Entries taken from a collection:
+ + +

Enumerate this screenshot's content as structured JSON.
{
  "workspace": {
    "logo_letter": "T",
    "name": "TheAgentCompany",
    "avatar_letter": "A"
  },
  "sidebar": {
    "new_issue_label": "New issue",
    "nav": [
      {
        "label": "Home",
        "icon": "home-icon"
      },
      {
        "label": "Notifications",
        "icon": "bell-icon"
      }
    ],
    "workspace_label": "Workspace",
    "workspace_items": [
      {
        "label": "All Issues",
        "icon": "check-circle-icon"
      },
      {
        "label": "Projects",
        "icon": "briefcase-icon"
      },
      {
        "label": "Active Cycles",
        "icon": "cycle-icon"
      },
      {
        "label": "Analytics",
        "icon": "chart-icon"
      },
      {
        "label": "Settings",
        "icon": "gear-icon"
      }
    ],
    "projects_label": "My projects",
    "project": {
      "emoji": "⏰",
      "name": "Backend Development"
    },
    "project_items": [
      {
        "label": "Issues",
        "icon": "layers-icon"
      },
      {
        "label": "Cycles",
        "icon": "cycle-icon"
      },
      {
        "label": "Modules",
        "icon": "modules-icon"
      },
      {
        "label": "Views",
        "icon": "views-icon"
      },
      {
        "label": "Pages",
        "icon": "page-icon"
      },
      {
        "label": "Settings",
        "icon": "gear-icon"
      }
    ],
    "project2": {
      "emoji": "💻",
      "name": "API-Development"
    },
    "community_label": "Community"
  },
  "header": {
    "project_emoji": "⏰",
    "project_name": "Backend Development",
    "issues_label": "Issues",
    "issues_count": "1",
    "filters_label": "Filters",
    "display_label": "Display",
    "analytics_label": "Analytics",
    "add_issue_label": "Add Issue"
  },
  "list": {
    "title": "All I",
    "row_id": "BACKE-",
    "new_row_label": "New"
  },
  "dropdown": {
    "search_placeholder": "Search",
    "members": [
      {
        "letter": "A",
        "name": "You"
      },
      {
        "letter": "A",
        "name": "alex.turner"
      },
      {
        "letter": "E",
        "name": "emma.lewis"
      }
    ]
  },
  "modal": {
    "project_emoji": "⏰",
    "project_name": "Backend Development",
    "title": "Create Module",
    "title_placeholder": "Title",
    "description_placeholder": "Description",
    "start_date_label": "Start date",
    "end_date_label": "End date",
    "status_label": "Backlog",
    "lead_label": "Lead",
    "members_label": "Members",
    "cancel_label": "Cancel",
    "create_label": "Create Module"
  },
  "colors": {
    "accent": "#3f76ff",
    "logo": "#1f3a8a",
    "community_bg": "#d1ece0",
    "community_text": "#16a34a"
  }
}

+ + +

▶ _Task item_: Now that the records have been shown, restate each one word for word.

▶ _Solution for this problem_:
Enumerate this screenshot's content as structured JSON.
{
  "workspace": {
    "logo_letter": "T",
    "name": "TheAgentCompany",
    "avatar_letter": "A"
  },
  "sidebar": {
    "new_issue_label": "New issue",
    "nav": [
      {
        "label": "Home",
        "icon": "home-icon"
      },
      {
        "label": "Notifications",
        "icon": "bell-icon"
      }
    ],
    "workspace_label": "Workspace",
    "workspace_items": [
      {
        "label": "All Issues",
        "icon": "check-circle-icon"
      },
      {
        "label": "Projects",
        "icon": "briefcase-icon"
      },
      {
        "label": "Active Cycles",
        "icon": "cycle-icon"
      },
      {
        "label": "Analytics",
        "icon": "chart-icon"
      },
      {
        "label": "Settings",
        "icon": "gear-icon"
      }
    ],
    "projects_label": "My projects",
    "project": {
      "emoji": "⏰",
      "name": "Backend Development"
    },
    "project_items": [
      {
        "label": "Issues",
        "icon": "layers-icon"
      },
      {
        "label": "Cycles",
        "icon": "cycle-icon"
      },
      {
        "label": "Modules",
        "icon": "modules-icon"
      },
      {
        "label": "Views",
        "icon": "views-icon"
      },
      {
        "label": "Pages",
        "icon": "page-icon"
      },
      {
        "label": "Settings",
        "icon": "gear-icon"
      }
    ],
    "project2": {
      "emoji": "💻",
      "name": "API-Development"
    },
    "community_label": "Community"
  },
  "header": {
    "project_emoji": "⏰",
    "project_name": "Backend Development",
    "issues_label": "Issues",
    "issues_count": "1",
    "filters_label": "Filters",
    "display_label": "Display",
    "analytics_label": "Analytics",
    "add_issue_label": "Add Issue"
  },
  "list": {
    "title": "All I",
    "row_id": "BACKE-",
    "new_row_label": "New"
  },
  "dropdown": {
    "search_placeholder": "Search",
    "members": [
      {
        "letter": "A",
        "name": "You"
      },
      {
        "letter": "A",
        "name": "alex.turner"
      },
      {
        "letter": "E",
        "name": "emma.lewis"
      }
    ]
  },
  "modal": {
    "project_emoji": "⏰",
    "project_name": "Backend Development",
    "title": "Create Module",
    "title_placeholder": "Title",
    "description_placeholder": "Description",
    "start_date_label": "Start date",
    "end_date_label": "End date",
    "status_label": "Backlog",
    "lead_label": "Lead",
    "members_label": "Members",
    "cancel_label": "Cancel",
    "create_label": "Create Module"
  },
  "colors": {
    "accent": "#3f76ff",
    "logo": "#1f3a8a",
    "community_bg": "#d1ece0",
    "community_text": "#16a34a"
  }
}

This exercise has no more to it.